"Based on the experience of the state quarter program, there's a pretty big audience of casual collectors," said Jim Holland, Weber Shandwick SVP and leader of the communications campaign for the $1 coin campaign. "There was something like 143 million people that were collecting the quarters casually."
Following the official unveiling of the $1 coin designs at a ceremony by the United States Mint on November 19 at the National Portrait Gallery in Washington, WS plans a tour of the coin design in the top 10 or so US media markets, leading up to the actual release of the first coin, with the image of George Washington, close to President's Day 2007.
Along with earned media in national TV, radio, and print outlets as well as trade publications targeted at coin collectors, financial institutions, and retailers, WS is also helping the United States Mint develop collateral materials on its Web site, so that, for instance, vending machine operators can order up signage saying "dollar coins accepted"; educators can download material for classroom lessons on politics or history that use the coins as teaching aids; and banks or retailers can order supplies of paper boards in which the public can store their collections of $1 coins.
This is the first coin dollar campaign since 1998, when the United States Mint, working with Fleishman-Hillard, released the Sacagawea dollar coin. That campaign cost at least $67 million, including $40 million on advertising.

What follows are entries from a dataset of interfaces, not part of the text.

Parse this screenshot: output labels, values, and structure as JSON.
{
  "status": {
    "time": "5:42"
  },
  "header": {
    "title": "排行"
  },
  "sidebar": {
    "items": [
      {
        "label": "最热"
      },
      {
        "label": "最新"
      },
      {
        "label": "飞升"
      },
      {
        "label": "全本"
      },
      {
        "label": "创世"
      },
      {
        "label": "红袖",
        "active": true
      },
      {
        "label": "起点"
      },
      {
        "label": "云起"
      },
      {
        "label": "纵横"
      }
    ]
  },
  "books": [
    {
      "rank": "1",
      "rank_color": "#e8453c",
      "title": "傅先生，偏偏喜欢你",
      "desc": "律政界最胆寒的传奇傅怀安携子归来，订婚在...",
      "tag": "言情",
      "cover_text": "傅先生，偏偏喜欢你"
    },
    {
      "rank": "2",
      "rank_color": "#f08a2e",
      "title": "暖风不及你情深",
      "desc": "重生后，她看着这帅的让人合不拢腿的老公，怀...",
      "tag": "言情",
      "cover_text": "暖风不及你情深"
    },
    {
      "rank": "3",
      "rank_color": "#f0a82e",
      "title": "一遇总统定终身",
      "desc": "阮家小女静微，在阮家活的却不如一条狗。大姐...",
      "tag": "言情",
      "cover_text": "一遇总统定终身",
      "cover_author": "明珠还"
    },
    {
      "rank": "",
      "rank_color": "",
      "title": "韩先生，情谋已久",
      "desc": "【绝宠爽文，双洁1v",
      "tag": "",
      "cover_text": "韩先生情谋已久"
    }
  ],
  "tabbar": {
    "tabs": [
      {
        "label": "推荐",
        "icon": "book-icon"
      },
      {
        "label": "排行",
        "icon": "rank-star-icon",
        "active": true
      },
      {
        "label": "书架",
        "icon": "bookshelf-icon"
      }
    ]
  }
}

Release of the Sacagawea coins met with plenty of initial media and public attention, but as a report by the General Accountability Office found, interest lagged because a lack of public awareness about the economic benefits to the government of using coins instead of paper bills; suspicion by retailers that consumers wouldn't accept the coins; a lag between the unveiling of the coins and their actual availability; and other factors.
This time around, the United States Mint hopes that the rotation of new presidential coins should generate continued public interest, while outreach to retailers - including group presentations and some one-on-one meeting with key executives - will make retailers aware that consumer are in fact willing to use dollar coins. In addition, the new coins will begin shipping around two weeks ahead of time to financial institutions, so they will be available as soon as their official release.
"The intent is not to phase out paper dollars," Holland said. "The paper dollars and coins would be circulating together, so it's a matter of the dollar coins being convenient for specific uses. For instance, the City of New York announced that it's shifted its parking meters over to be able to take dollar coins."
Barb Iverson, president of Weber Shandwick's North American financial services practice, under which execution of this new contract falls, said 20 to 25 WS staffers will work on the campaign at any given time, led by the Chicago office with assistance from the Minneapolis, Washington, and Boston offices.
It was unknown who pitched against WS for the business. United State Mint officials in charge of communications for the new coin were not available at press time.